But how is that $105k supposed to be paid back, and wouldn't the monthly payment of that loan be higher than the original loan? I assume rehabbing the home would increase the monthly rent, and therefore cash flow, so perhaps that would make up for the higher monthly payment? Also, why do banks give 75% of the ARV loan even if the home isn't fully paid off?
If you keep the first home as a rental then the income theoretically pays the $105k mortgage. Banks will refinance a loan at 75% ARV as long as they are in first mortgage position & pay off or "refinance" the existing debt.
@Mike Brown let me help you break it down.
So the home was bought for 80K. At what rate and term?
35k was down payment and rehab costs.
How much of the 35 you put to the down payment?

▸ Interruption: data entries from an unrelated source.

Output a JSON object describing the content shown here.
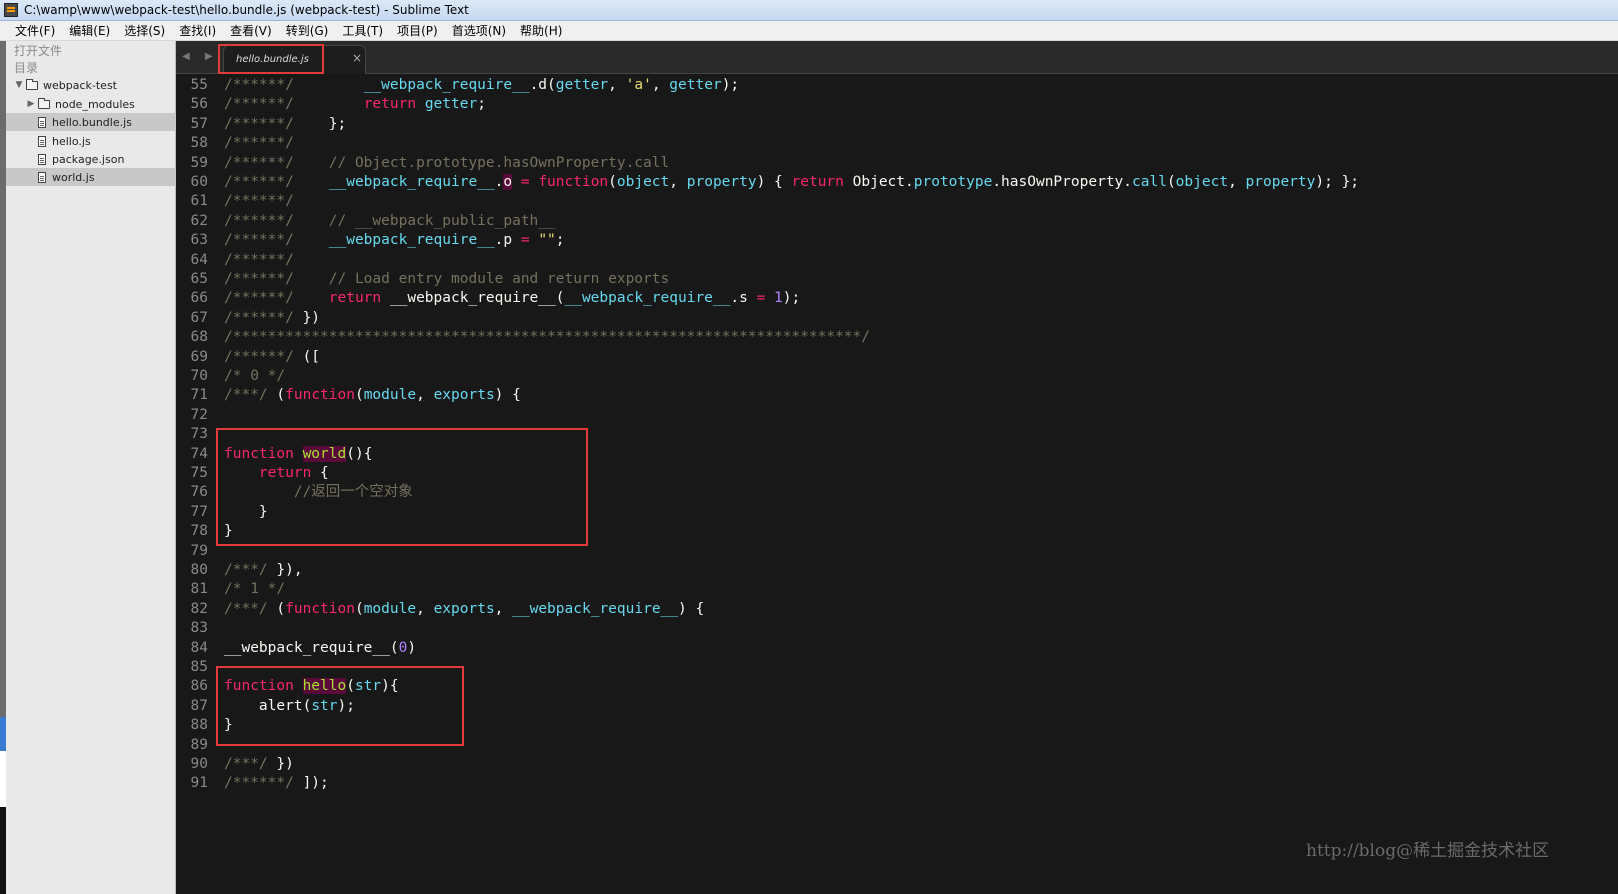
{
  "window": {
    "title": "C:\\wamp\\www\\webpack-test\\hello.bundle.js (webpack-test) - Sublime Text",
    "icon": "sublime-app-icon"
  },
  "menu": [
    "文件(F)",
    "编辑(E)",
    "选择(S)",
    "查找(I)",
    "查看(V)",
    "转到(G)",
    "工具(T)",
    "项目(P)",
    "首选项(N)",
    "帮助(H)"
  ],
  "sidebar": {
    "open_files_label": "打开文件",
    "folders_label": "目录",
    "tree": [
      {
        "label": "webpack-test",
        "type": "folder",
        "expanded": true
      },
      {
        "label": "node_modules",
        "type": "folder",
        "expanded": false
      },
      {
        "label": "hello.bundle.js",
        "type": "file",
        "selected": true
      },
      {
        "label": "hello.js",
        "type": "file",
        "selected": false
      },
      {
        "label": "package.json",
        "type": "file",
        "selected": false
      },
      {
        "label": "world.js",
        "type": "file",
        "selected": true
      }
    ]
  },
  "tabs": {
    "nav": "◀ ▶",
    "active": {
      "label": "hello.bundle.js",
      "close": "×"
    }
  },
  "editor": {
    "lines": [
      {
        "n": "55",
        "html": "<span class=\"cm\">/******/</span>        <span class=\"bl\">__webpack_require__</span>.d(<span class=\"bl\">getter</span>, <span class=\"str\">'a'</span>, <span class=\"bl\">getter</span>);"
      },
      {
        "n": "56",
        "html": "<span class=\"cm\">/******/</span>        <span class=\"kw\">return</span> <span class=\"bl\">getter</span>;"
      },
      {
        "n": "57",
        "html": "<span class=\"cm\">/******/</span>    };"
      },
      {
        "n": "58",
        "html": "<span class=\"cm\">/******/</span>"
      },
      {
        "n": "59",
        "html": "<span class=\"cm\">/******/</span>    <span class=\"cm\">// Object.prototype.hasOwnProperty.call</span>"
      },
      {
        "n": "60",
        "html": "<span class=\"cm\">/******/</span>    <span class=\"bl\">__webpack_require__</span>.<span class=\"sel\">o</span> <span class=\"kw\">=</span> <span class=\"kw\">function</span>(<span class=\"bl\">object</span>, <span class=\"bl\">property</span>) { <span class=\"kw\">return</span> Object.<span class=\"bl\">prototype</span>.hasOwnProperty.<span class=\"bl\">call</span>(<span class=\"bl\">object</span>, <span class=\"bl\">property</span>); };"
      },
      {
        "n": "61",
        "html": "<span class=\"cm\">/******/</span>"
      },
      {
        "n": "62",
        "html": "<span class=\"cm\">/******/</span>    <span class=\"cm\">// __webpack_public_path__</span>"
      },
      {
        "n": "63",
        "html": "<span class=\"cm\">/******/</span>    <span class=\"bl\">__webpack_require__</span>.p <span class=\"kw\">=</span> <span class=\"str\">\"\"</span>;"
      },
      {
        "n": "64",
        "html": "<span class=\"cm\">/******/</span>"
      },
      {
        "n": "65",
        "html": "<span class=\"cm\">/******/</span>    <span class=\"cm\">// Load entry module and return exports</span>"
      },
      {
        "n": "66",
        "html": "<span class=\"cm\">/******/</span>    <span class=\"kw\">return</span> __webpack_require__(<span class=\"bl\">__webpack_require__</span>.s <span class=\"kw\">=</span> <span class=\"num\">1</span>);"
      },
      {
        "n": "67",
        "html": "<span class=\"cm\">/******/</span> })"
      },
      {
        "n": "68",
        "html": "<span class=\"cm\">/************************************************************************/</span>"
      },
      {
        "n": "69",
        "html": "<span class=\"cm\">/******/</span> (["
      },
      {
        "n": "70",
        "html": "<span class=\"cm\">/* 0 */</span>"
      },
      {
        "n": "71",
        "html": "<span class=\"cm\">/***/</span> (<span class=\"kw\">function</span>(<span class=\"bl\">module</span>, <span class=\"bl\">exports</span>) {"
      },
      {
        "n": "72",
        "html": ""
      },
      {
        "n": "73",
        "html": ""
      },
      {
        "n": "74",
        "html": "<span class=\"kw\">function</span> <span class=\"fn sel\">world</span>(){"
      },
      {
        "n": "75",
        "html": "    <span class=\"kw\">return</span> {"
      },
      {
        "n": "76",
        "html": "        <span class=\"cm\">//返回一个空对象</span>"
      },
      {
        "n": "77",
        "html": "    }"
      },
      {
        "n": "78",
        "html": "}"
      },
      {
        "n": "79",
        "html": ""
      },
      {
        "n": "80",
        "html": "<span class=\"cm\">/***/</span> }),"
      },
      {
        "n": "81",
        "html": "<span class=\"cm\">/* 1 */</span>"
      },
      {
        "n": "82",
        "html": "<span class=\"cm\">/***/</span> (<span class=\"kw\">function</span>(<span class=\"bl\">module</span>, <span class=\"bl\">exports</span>, <span class=\"bl\">__webpack_require__</span>) {"
      },
      {
        "n": "83",
        "html": ""
      },
      {
        "n": "84",
        "html": "__webpack_require__(<span class=\"num\">0</span>)"
      },
      {
        "n": "85",
        "html": ""
      },
      {
        "n": "86",
        "html": "<span class=\"kw\">function</span> <span class=\"fn sel\">hello</span>(<span class=\"bl\">str</span>){"
      },
      {
        "n": "87",
        "html": "    alert(<span class=\"bl\">str</span>);"
      },
      {
        "n": "88",
        "html": "}"
      },
      {
        "n": "89",
        "html": ""
      },
      {
        "n": "90",
        "html": "<span class=\"cm\">/***/</span> })"
      },
      {
        "n": "91",
        "html": "<span class=\"cm\">/******/</span> ]);"
      }
    ]
  },
  "watermark": "http://blog@稀土掘金技术社区",
  "colors": {
    "editor_bg": "#181818",
    "keyword": "#f92672",
    "function_name": "#a6e22e",
    "builtin": "#66d9ef",
    "comment": "#75715e",
    "number": "#ae81ff",
    "string": "#e6db74",
    "highlight_box": "#e03a3a"
  }
}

Yes, your mortgage payment will be higher, but when you run your numbers, make sure you are cash flowing before the refinance and after. The new loan replaces the old and the difference goes to you in cash. The new loan "pays off" the old - that is how it works. One bank pays the other. This is why the appraisal and the ARV is key... get really solid on that to ensure you can extract as much of your cash back out at the refinance without upsetting the cash flow.